The primitive Jesus movement turned their world upside down because they were empowered and anointed by the Holy Spirit.
Ed: How do we begin to develop a passion for showing and sharing the love of Jesus?
Bill: First, returning to our first love. I think it starts with falling deeply in love with Jesus. Asking the Spirit of God to ignite fresh love for Jesus in our hearts and to stir up affection for the Lord Jesus. If our love for Jesus and others is tangible – that’s an evangelism game-changer.
You and I could be as conversationally clumsy as a rodeo clown but if we love and care for the person we are sharing with and carry something of Jesus’ aroma with us, we will make a difference in our spheres of influence.
Second, prayer. Pray “Change my heart ,O God.” My friend Patrice Nagent serves as C2C’s (Multiply’s) Regional Director in Quebec. He has experienced something of a personal renaissance in sharing the love of Jesus. He has experienced fresh gospel opportunities and new fruitfulness in evangelism. He puts this down to prayer.
Patrice prayed a three-fold prayer:
“Lord, give me opportunities to share your gospel.”
“Help me to recognize and be attentive to those opportunities.”
“Help me to be bold enough to talk and not be intimidated when these opportunities come my way.”
Ed: You are a plenary speaker at our 2019 Amplify North American Evangelism Conference next summer, and you are talking about “On the Foundation: A Gospel of True Love.” Talk to me about the love of God and how it sets the stage for the way we ought to love others.

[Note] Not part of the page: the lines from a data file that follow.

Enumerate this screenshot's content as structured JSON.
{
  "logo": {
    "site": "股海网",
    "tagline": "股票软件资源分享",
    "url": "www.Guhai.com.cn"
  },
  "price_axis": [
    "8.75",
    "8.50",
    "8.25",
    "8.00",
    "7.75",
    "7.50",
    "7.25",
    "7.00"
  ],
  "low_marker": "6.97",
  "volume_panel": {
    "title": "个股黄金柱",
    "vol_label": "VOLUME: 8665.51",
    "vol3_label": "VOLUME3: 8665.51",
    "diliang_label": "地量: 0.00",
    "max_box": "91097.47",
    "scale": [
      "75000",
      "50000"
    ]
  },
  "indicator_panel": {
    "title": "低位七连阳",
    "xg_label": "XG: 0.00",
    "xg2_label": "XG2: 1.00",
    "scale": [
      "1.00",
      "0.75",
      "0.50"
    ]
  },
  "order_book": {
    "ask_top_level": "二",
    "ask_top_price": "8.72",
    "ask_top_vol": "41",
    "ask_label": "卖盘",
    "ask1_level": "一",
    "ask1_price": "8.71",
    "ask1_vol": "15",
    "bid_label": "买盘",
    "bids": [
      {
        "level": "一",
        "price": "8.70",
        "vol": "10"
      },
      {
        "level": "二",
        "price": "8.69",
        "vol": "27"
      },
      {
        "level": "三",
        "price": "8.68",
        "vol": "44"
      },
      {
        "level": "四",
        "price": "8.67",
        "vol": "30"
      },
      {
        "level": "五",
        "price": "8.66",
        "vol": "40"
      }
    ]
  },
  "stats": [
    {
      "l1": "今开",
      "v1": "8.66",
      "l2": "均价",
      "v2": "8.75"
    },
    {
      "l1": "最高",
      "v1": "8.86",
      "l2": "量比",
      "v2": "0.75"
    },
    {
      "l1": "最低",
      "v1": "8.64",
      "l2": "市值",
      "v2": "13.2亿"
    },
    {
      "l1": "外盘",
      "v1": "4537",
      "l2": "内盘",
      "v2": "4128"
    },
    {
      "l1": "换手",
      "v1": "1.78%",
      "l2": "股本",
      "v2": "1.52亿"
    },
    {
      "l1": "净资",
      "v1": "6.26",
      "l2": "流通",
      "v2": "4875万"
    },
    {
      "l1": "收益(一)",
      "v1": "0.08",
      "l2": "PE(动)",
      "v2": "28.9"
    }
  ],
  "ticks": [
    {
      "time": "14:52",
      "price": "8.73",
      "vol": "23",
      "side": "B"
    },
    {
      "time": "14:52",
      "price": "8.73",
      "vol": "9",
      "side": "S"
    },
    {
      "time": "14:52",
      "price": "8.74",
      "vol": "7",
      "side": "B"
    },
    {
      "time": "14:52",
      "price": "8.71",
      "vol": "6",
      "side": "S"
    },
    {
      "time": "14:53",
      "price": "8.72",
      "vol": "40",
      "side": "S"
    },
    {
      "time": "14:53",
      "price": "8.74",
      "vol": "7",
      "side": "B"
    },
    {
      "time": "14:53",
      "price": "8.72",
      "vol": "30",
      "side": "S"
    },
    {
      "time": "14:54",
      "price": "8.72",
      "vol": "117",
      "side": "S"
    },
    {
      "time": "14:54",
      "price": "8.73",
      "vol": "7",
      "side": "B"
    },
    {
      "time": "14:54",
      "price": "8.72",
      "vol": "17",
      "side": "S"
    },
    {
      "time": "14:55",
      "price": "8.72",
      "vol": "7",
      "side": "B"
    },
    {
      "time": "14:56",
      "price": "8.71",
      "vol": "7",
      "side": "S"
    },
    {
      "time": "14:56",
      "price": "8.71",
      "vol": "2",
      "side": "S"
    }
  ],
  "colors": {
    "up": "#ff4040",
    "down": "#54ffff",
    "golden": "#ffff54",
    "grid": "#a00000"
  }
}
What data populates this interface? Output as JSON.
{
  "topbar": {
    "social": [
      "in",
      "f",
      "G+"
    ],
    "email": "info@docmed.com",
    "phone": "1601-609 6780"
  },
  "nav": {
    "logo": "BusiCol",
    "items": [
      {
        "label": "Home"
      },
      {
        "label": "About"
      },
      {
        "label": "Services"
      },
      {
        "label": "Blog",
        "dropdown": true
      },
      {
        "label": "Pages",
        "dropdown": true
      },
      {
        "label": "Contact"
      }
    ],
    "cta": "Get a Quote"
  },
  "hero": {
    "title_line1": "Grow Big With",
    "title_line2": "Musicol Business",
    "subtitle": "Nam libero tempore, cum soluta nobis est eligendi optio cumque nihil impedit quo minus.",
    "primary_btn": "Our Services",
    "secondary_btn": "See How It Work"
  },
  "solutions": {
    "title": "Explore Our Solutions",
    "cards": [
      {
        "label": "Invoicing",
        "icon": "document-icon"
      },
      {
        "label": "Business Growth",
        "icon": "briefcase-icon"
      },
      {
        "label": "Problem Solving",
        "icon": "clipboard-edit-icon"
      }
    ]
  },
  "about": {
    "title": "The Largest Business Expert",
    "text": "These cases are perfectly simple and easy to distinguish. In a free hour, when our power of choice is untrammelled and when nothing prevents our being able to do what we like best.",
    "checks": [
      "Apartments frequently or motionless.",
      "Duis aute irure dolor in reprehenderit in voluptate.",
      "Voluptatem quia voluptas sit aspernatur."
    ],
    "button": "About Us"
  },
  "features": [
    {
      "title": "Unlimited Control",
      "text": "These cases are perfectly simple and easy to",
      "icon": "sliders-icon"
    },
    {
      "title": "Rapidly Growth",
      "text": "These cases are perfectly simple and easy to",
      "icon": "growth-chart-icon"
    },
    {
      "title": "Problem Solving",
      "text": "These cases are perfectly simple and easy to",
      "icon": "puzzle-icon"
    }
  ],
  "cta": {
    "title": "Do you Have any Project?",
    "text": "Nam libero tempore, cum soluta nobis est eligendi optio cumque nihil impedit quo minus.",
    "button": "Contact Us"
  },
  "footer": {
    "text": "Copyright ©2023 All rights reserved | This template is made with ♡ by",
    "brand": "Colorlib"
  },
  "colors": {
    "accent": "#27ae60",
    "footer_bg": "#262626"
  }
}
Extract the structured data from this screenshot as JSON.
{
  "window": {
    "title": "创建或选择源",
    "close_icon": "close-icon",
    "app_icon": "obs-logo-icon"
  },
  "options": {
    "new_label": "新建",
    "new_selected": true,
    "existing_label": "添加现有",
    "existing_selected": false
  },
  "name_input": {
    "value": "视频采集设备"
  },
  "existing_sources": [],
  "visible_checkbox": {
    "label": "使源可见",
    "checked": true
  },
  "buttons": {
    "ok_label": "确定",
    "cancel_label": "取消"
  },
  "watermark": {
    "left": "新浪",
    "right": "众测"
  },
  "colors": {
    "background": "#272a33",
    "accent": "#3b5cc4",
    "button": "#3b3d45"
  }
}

Bill: The love of God is limitless and immeasurable and extends to the whole created order, all of it. That cherished verse, John 3:16 declares, “For God so loved the whole cosmos that He sent His one and only Son.”
His love is cosmic in its scope and personal in its focus. Jesus loves even me. Paul wrote, “Jesus loved me and gave himself for me.” The love of God is from everlasting to everlasting. He loves with no distinction or regret and his love won’t quit.
Somewhere in my garage I have a cassette (yes, I’m sure they’ll make a comeback one day) of Elvis (Presley, not Costello) singing:
“It is so high
(So high, you can't get over it)
(So wide you can't get around it)
(So low you can't get under it)”
The love of God is more than a truth to communicate. For you and me to show and share the love of Jesus we need to experience the love of God ourselves, and bear witness for Jesus out of the overflow of his reckless and limitless love. Our context needs heralds of this gospel of true love who proclaim the message with hearts filled with God’s love.
If I know that I am deeply loved by my Heavenly Abba, this puts me at ease in my own skin and liberates me from rejection when I share the good news. You and I are more deeply loved than we can ever imagine, and we are accepted by God and acceptable to God because of Jesus.“There is no fear in love. But perfect love drives out fear, because fear has to do with punishment” (1 John 4:8).
How wonderful to know that the love and affection that the Father has for the Lord Jesus is the love and affection that he has for his adopted children! You and I are the apple of God’s eye.
We need to invite the Spirit of God to immerse us in the love of God, as per Romans 5:5.
We need to invite God to give us a love for the unlovable and love people through us. The love of God is a grand missionary motive – Paul tells us he was compelled by love. His church planting and gospel pioneering was fueled by the love of Christ. Lord, may we too be compelled by love to make much of Jesus.
Stanley J Grenz, A Primer on Postmodernism (Grand Rapids: Eerdmans, 1996) p. 170.